(ABOUT THIS EXERCISE) Reproduce every record below word for word and include no pictures.

(DATA)

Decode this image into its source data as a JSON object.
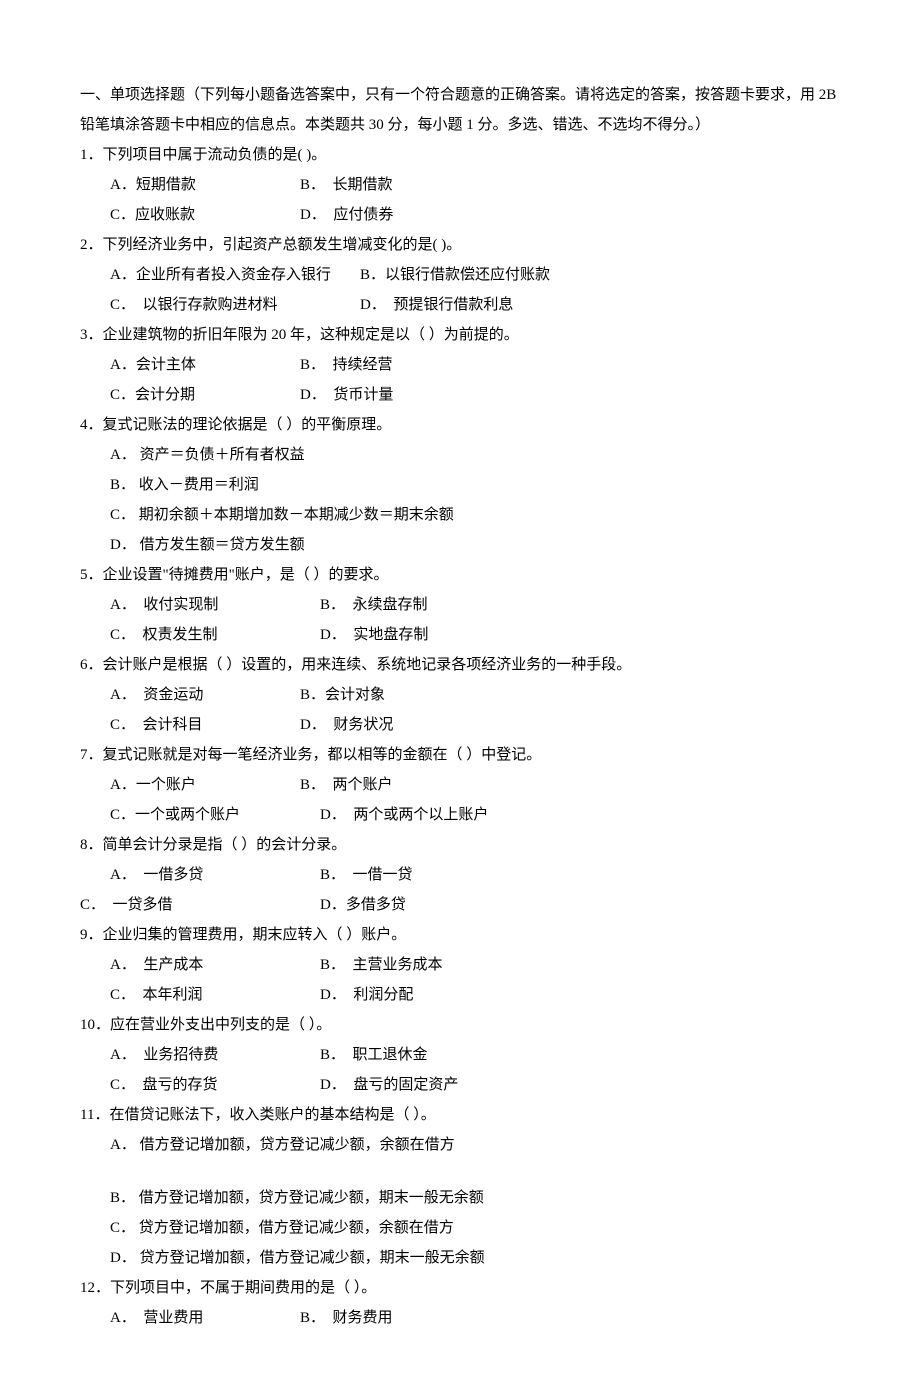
{
  "header": "一、单项选择题（下列每小题备选答案中，只有一个符合题意的正确答案。请将选定的答案，按答题卡要求，用 2B 铅笔填涂答题卡中相应的信息点。本类题共 30 分，每小题 1 分。多选、错选、不选均不得分。）",
  "q1": {
    "stem": "1．下列项目中属于流动负债的是( )。",
    "a": "A．短期借款",
    "b": "B．  长期借款",
    "c": "C．应收账款",
    "d": "D．  应付债券"
  },
  "q2": {
    "stem": "2．下列经济业务中，引起资产总额发生增减变化的是( )。",
    "a": "A．企业所有者投入资金存入银行",
    "b": "B．以银行借款偿还应付账款",
    "c": "C．  以银行存款购进材料",
    "d": "D．  预提银行借款利息"
  },
  "q3": {
    "stem": "3．企业建筑物的折旧年限为 20 年，这种规定是以（  ）为前提的。",
    "a": "A．会计主体",
    "b": "B．  持续经营",
    "c": "C．会计分期",
    "d": "D．  货币计量"
  },
  "q4": {
    "stem": "4．复式记账法的理论依据是（  ）的平衡原理。",
    "a": "A．  资产＝负债＋所有者权益",
    "b": "B．  收入－费用＝利润",
    "c": "C．  期初余额＋本期增加数－本期减少数＝期末余额",
    "d": "D．  借方发生额＝贷方发生额"
  },
  "q5": {
    "stem": "5．企业设置\"待摊费用\"账户，是（  ）的要求。",
    "a": "A．  收付实现制",
    "b": "B．  永续盘存制",
    "c": "C．  权责发生制",
    "d": "D．  实地盘存制"
  },
  "q6": {
    "stem": "6．会计账户是根据（  ）设置的，用来连续、系统地记录各项经济业务的一种手段。",
    "a": "A．  资金运动",
    "b": "B．会计对象",
    "c": "C．  会计科目",
    "d": "D．  财务状况"
  },
  "q7": {
    "stem": "7．复式记账就是对每一笔经济业务，都以相等的金额在（  ）中登记。",
    "a": "A．一个账户",
    "b": "B．  两个账户",
    "c": "C．一个或两个账户",
    "d": "D．  两个或两个以上账户"
  },
  "q8": {
    "stem": "8．简单会计分录是指（  ）的会计分录。",
    "a": "A．  一借多贷",
    "b": "B．  一借一贷",
    "c": "C．  一贷多借",
    "d": "D．多借多贷"
  },
  "q9": {
    "stem": "9．企业归集的管理费用，期末应转入（  ）账户。",
    "a": "A．  生产成本",
    "b": "B．  主营业务成本",
    "c": "C．  本年利润",
    "d": "D．  利润分配"
  },
  "q10": {
    "stem": "10．应在营业外支出中列支的是（  ）。",
    "a": "A．  业务招待费",
    "b": "B．  职工退休金",
    "c": "C．  盘亏的存货",
    "d": "D．  盘亏的固定资产"
  },
  "q11": {
    "stem": "11．在借贷记账法下，收入类账户的基本结构是（  ）。",
    "a": "A．  借方登记增加额，贷方登记减少额，余额在借方",
    "b": "B．  借方登记增加额，贷方登记减少额，期末一般无余额",
    "c": "C．  贷方登记增加额，借方登记减少额，余额在借方",
    "d": "D．  贷方登记增加额，借方登记减少额，期末一般无余额"
  },
  "q12": {
    "stem": "12．下列项目中，不属于期间费用的是（  ）。",
    "a": "A．  营业费用",
    "b": "B．  财务费用"
  }
}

(ANSWER TO THIS EXERCISE)
Decode this image into its source data as a JSON object.
{
  "header": "一、单项选择题（下列每小题备选答案中，只有一个符合题意的正确答案。请将选定的答案，按答题卡要求，用 2B 铅笔填涂答题卡中相应的信息点。本类题共 30 分，每小题 1 分。多选、错选、不选均不得分。）",
  "q1": {
    "stem": "1．下列项目中属于流动负债的是( )。",
    "a": "A．短期借款",
    "b": "B．  长期借款",
    "c": "C．应收账款",
    "d": "D．  应付债券"
  },
  "q2": {
    "stem": "2．下列经济业务中，引起资产总额发生增减变化的是( )。",
    "a": "A．企业所有者投入资金存入银行",
    "b": "B．以银行借款偿还应付账款",
    "c": "C．  以银行存款购进材料",
    "d": "D．  预提银行借款利息"
  },
  "q3": {
    "stem": "3．企业建筑物的折旧年限为 20 年，这种规定是以（  ）为前提的。",
    "a": "A．会计主体",
    "b": "B．  持续经营",
    "c": "C．会计分期",
    "d": "D．  货币计量"
  },
  "q4": {
    "stem": "4．复式记账法的理论依据是（  ）的平衡原理。",
    "a": "A．  资产＝负债＋所有者权益",
    "b": "B．  收入－费用＝利润",
    "c": "C．  期初余额＋本期增加数－本期减少数＝期末余额",
    "d": "D．  借方发生额＝贷方发生额"
  },
  "q5": {
    "stem": "5．企业设置\"待摊费用\"账户，是（  ）的要求。",
    "a": "A．  收付实现制",
    "b": "B．  永续盘存制",
    "c": "C．  权责发生制",
    "d": "D．  实地盘存制"
  },
  "q6": {
    "stem": "6．会计账户是根据（  ）设置的，用来连续、系统地记录各项经济业务的一种手段。",
    "a": "A．  资金运动",
    "b": "B．会计对象",
    "c": "C．  会计科目",
    "d": "D．  财务状况"
  },
  "q7": {
    "stem": "7．复式记账就是对每一笔经济业务，都以相等的金额在（  ）中登记。",
    "a": "A．一个账户",
    "b": "B．  两个账户",
    "c": "C．一个或两个账户",
    "d": "D．  两个或两个以上账户"
  },
  "q8": {
    "stem": "8．简单会计分录是指（  ）的会计分录。",
    "a": "A．  一借多贷",
    "b": "B．  一借一贷",
    "c": "C．  一贷多借",
    "d": "D．多借多贷"
  },
  "q9": {
    "stem": "9．企业归集的管理费用，期末应转入（  ）账户。",
    "a": "A．  生产成本",
    "b": "B．  主营业务成本",
    "c": "C．  本年利润",
    "d": "D．  利润分配"
  },
  "q10": {
    "stem": "10．应在营业外支出中列支的是（  ）。",
    "a": "A．  业务招待费",
    "b": "B．  职工退休金",
    "c": "C．  盘亏的存货",
    "d": "D．  盘亏的固定资产"
  },
  "q11": {
    "stem": "11．在借贷记账法下，收入类账户的基本结构是（  ）。",
    "a": "A．  借方登记增加额，贷方登记减少额，余额在借方",
    "b": "B．  借方登记增加额，贷方登记减少额，期末一般无余额",
    "c": "C．  贷方登记增加额，借方登记减少额，余额在借方",
    "d": "D．  贷方登记增加额，借方登记减少额，期末一般无余额"
  },
  "q12": {
    "stem": "12．下列项目中，不属于期间费用的是（  ）。",
    "a": "A．  营业费用",
    "b": "B．  财务费用"
  }
}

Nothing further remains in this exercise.